I’m also less worried about market fluctuations because I am still about nine years out from retirement. As I get closer to the date when I will actually start needing to live off of these funds, I will gradually move the amounts I will need to less volatile investments.
DISCLAIMER: This is not investment advice. Educate yourself to figure out the investment strategy that works for you in the sense that you see growth but can also sleep at night.
For example, when the stock market fell in March 2020 after the beginning of the COVID lock down, the value of the investments in my retirement account dropped by as much as $120k. Not only did I not panic, I honestly didn’t even notice. I was really busy at work and very worried about what was happening with the virus. I knew the stock market had fallen but it wasn’t until December of 2020 (by which time the market had recovered) that I went back to look at what had happened to my account.
Would such a drastic drop have had you selling and/or kept you up at night? Factor that in when you design your strategy.
How Debt Factors Into Savings
Debt is not a moral failing, but it can limit your options, especially when it comes to being able to invest for retirement.
In my case, I had to make payments on my car loan, student loans, home equity loan, and credit cards each month, which meant this money was not available for other purposes including investing. And it is why, when I finally got out of non-mortgage debt, I was able to start maxing out contributions to my workplace retirement account up to the IRS limit. More money meant more shares which meant when the value of those shares increased in 2019, the value of my retirement account grew (by a lot!).

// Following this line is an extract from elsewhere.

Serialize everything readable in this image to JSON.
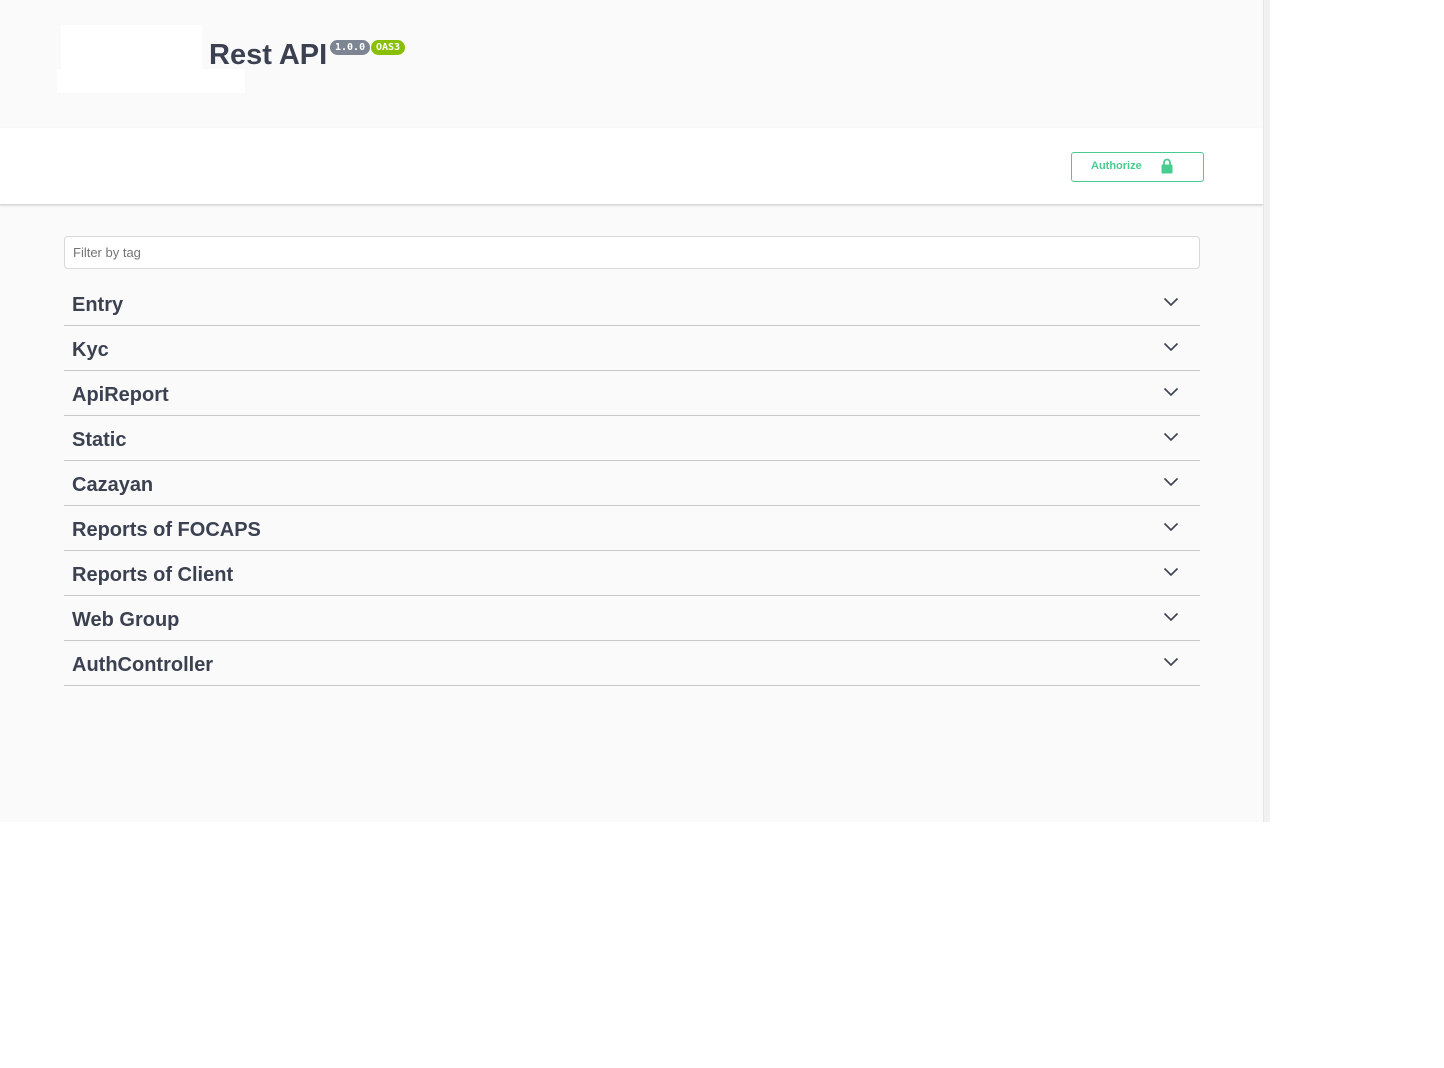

Didn’t Start 15 Years Ago? Then Start Today
Maybe you’re reading this and thinking, “I am so behind! I should’ve started ages ago!”. Well, maybe you should have. But, while starting before today might have been the best thing, starting today is for sure the second-best thing.
Take someone who is my age with nothing saved but who has a decent salary and the desire to build her wealth to support her in retirement. This would mean she is 48 and in 15 years, will be 63. That’s still young. And if she is willing to continue working until she is at least 65, she could contribute even more to her retirement accounts, postpone taking Social Security a few more years so she could maximize her benefit, and also be eligible for Medicare so she wouldn’t have to worry about finding health insurance.
Fifteen years is (hopefully) going to pass no matter what. Putting even small amounts aside today could really add up to something.
I really hope you found this post as motivating as the one I read all those years ago was for me. Too many single women in retirement rely solely on Social Security and that’s just not enough for most people.
Putting money aside today and investing for the long term can actually lead to something. It may take time, especially in those early years, but you will see progress if you stick with it.